The list gives an indication of the threat to supplies of those elements and element groups necessary to drive global economic development.
Bloodworth says although rare earths are available to be mined outside China, the key issue for mining businesses is the cost of separating the element from its ore.
“The Chinese can do it more cheaply than anyone else, which has meant historically, the price of rare earths has fallen, which has put mines in other parts of the world out of business," Bloodworth said. "So, we’re in a situation now where we have a near monopoly situation in terms of supply and rising demand, and people are very concerned that China has dominance in these things.”
China has history when it comes to manipulating rare earth prices by restricting supply, having implemented a similar moratorium in 2008.
Beijing demonstrated it is willing to use its market dominance as a foreign policy pool when in October 2010, China halted shipments to Japan during a territorial dispute with Tokyo.
That same month, the U.S. Department of Defense debated the national security implications of Chinese control of the rare earths market because key technologies including radar and smart bombs require the material.
Weeks later, the U.S. Energy Department published its Critical Materials Strategy. This called for a strategic expansion of rare earth supplies and warned significant harm could be caused to the United States - which was once self-sufficient in rare earth production - if supplies to high-tech manufacturers were interrupted.
Unlike previous occasions when Beijing has manipulated supply, the world is now looking increasingly prepared to move away from its dependence on Chinese rare earths.
Manufacturers, including Toyota and General Motors, are already developing processes that minimize the use of rare earths in vehicle design, says Matthew Fusarelli, head of research at AME.
“Rare earths generally have a very high degree of substitutability," Fusarelli said. "So electronics manufacturers can, over time, change their production processes to use rare earths more sparingly, if at all.”
Andrew Bloodworth says it will not take many new suppliers to alter the dependence on China.

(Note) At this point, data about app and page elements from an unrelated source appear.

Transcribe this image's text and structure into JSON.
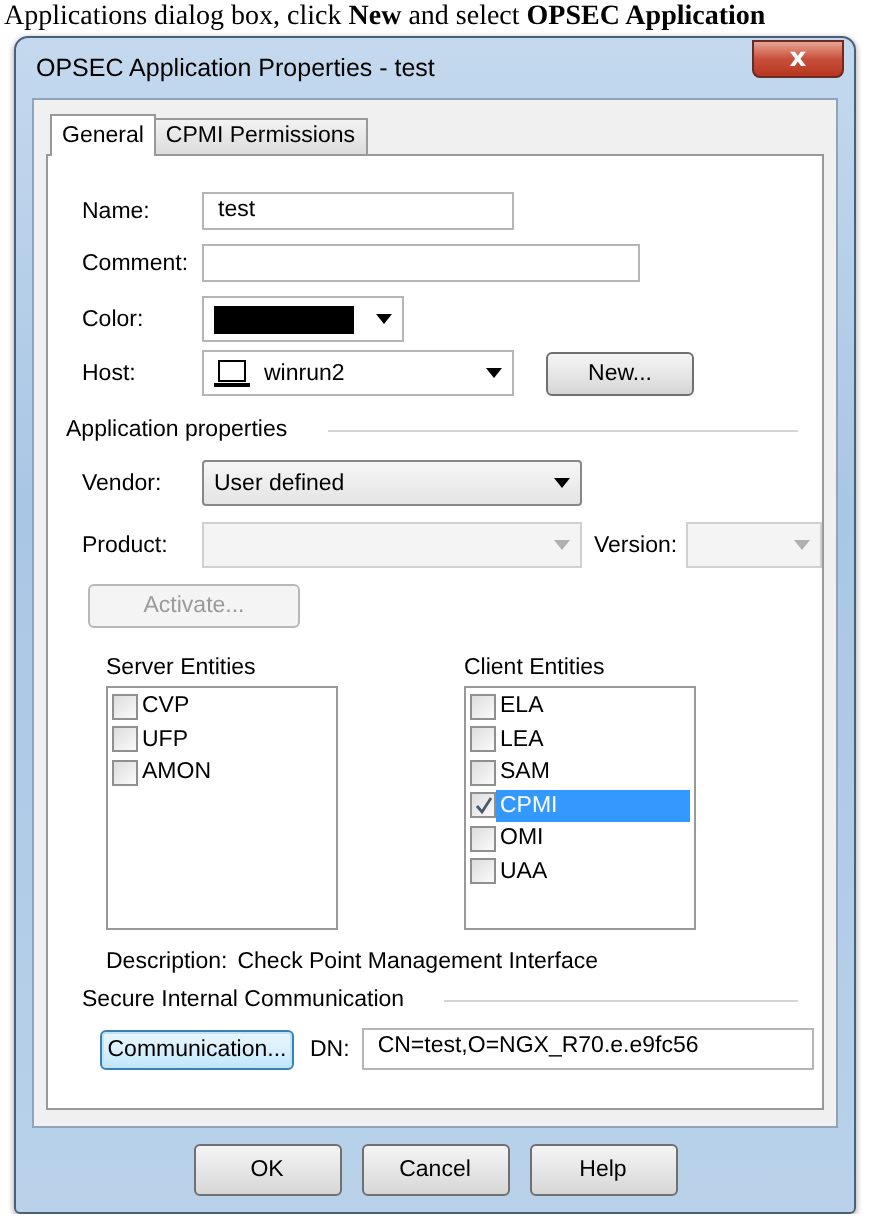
{
  "caption": "Applications dialog box, click **New** and select **OPSEC Application**",
  "window": {
    "title": "OPSEC Application Properties - test",
    "close": "x"
  },
  "tabs": [
    {
      "label": "General",
      "selected": true
    },
    {
      "label": "CPMI Permissions",
      "selected": false
    }
  ],
  "general": {
    "name": {
      "label": "Name:",
      "value": "test"
    },
    "comment": {
      "label": "Comment:"
    },
    "color": {
      "label": "Color:",
      "color": "#000000"
    },
    "host": {
      "label": "Host:",
      "value": "winrun2",
      "button": "New..."
    },
    "application_properties": {
      "title": "Application properties",
      "vendor": {
        "label": "Vendor:",
        "value": "User defined",
        "disabled": false
      },
      "product": {
        "label": "Product:",
        "disabled": true
      },
      "version": {
        "label": "Version:",
        "disabled": true
      },
      "activate": {
        "label": "Activate...",
        "disabled": true
      }
    },
    "server_entities": {
      "title": "Server Entities",
      "items": [
        {
          "label": "CVP",
          "checked": false,
          "selected": false
        },
        {
          "label": "UFP",
          "checked": false,
          "selected": false
        },
        {
          "label": "AMON",
          "checked": false,
          "selected": false
        }
      ]
    },
    "client_entities": {
      "title": "Client Entities",
      "items": [
        {
          "label": "ELA",
          "checked": false,
          "selected": false
        },
        {
          "label": "LEA",
          "checked": false,
          "selected": false
        },
        {
          "label": "SAM",
          "checked": false,
          "selected": false
        },
        {
          "label": "CPMI",
          "checked": true,
          "selected": true
        },
        {
          "label": "OMI",
          "checked": false,
          "selected": false
        },
        {
          "label": "UAA",
          "checked": false,
          "selected": false
        }
      ]
    },
    "description": {
      "label": "Description:",
      "value": "Check Point Management Interface"
    },
    "secure_internal_communication": {
      "title": "Secure Internal Communication",
      "button": "Communication...",
      "dn_label": "DN:",
      "dn": "CN=test,O=NGX_R70.e.e9fc56"
    }
  },
  "buttons": [
    {
      "label": "OK"
    },
    {
      "label": "Cancel"
    },
    {
      "label": "Help"
    }
  ]
}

“The amount we use compared to industrial metals is absolutely tiny," he explained. "Last year in the world we mined about 17, 18 million tons of copper. We mined about 130,-140,000 tons of rare earth. A couple of new mines will change the picture completely.”
New mines are being planned in the United States, Russia and Australia. Other mines once moth-balled or not developed on concerns about viability are moving towards production.
Among these is the Molycorp mine in Mountain Pass, California. This closed in 2002 when China swamped the market with cheap supplies.
Molycorp directors say they have discovered several new rare earth deposits at the site and expect the old mine to be one of the world’s largest rare earth suppliers by 2014.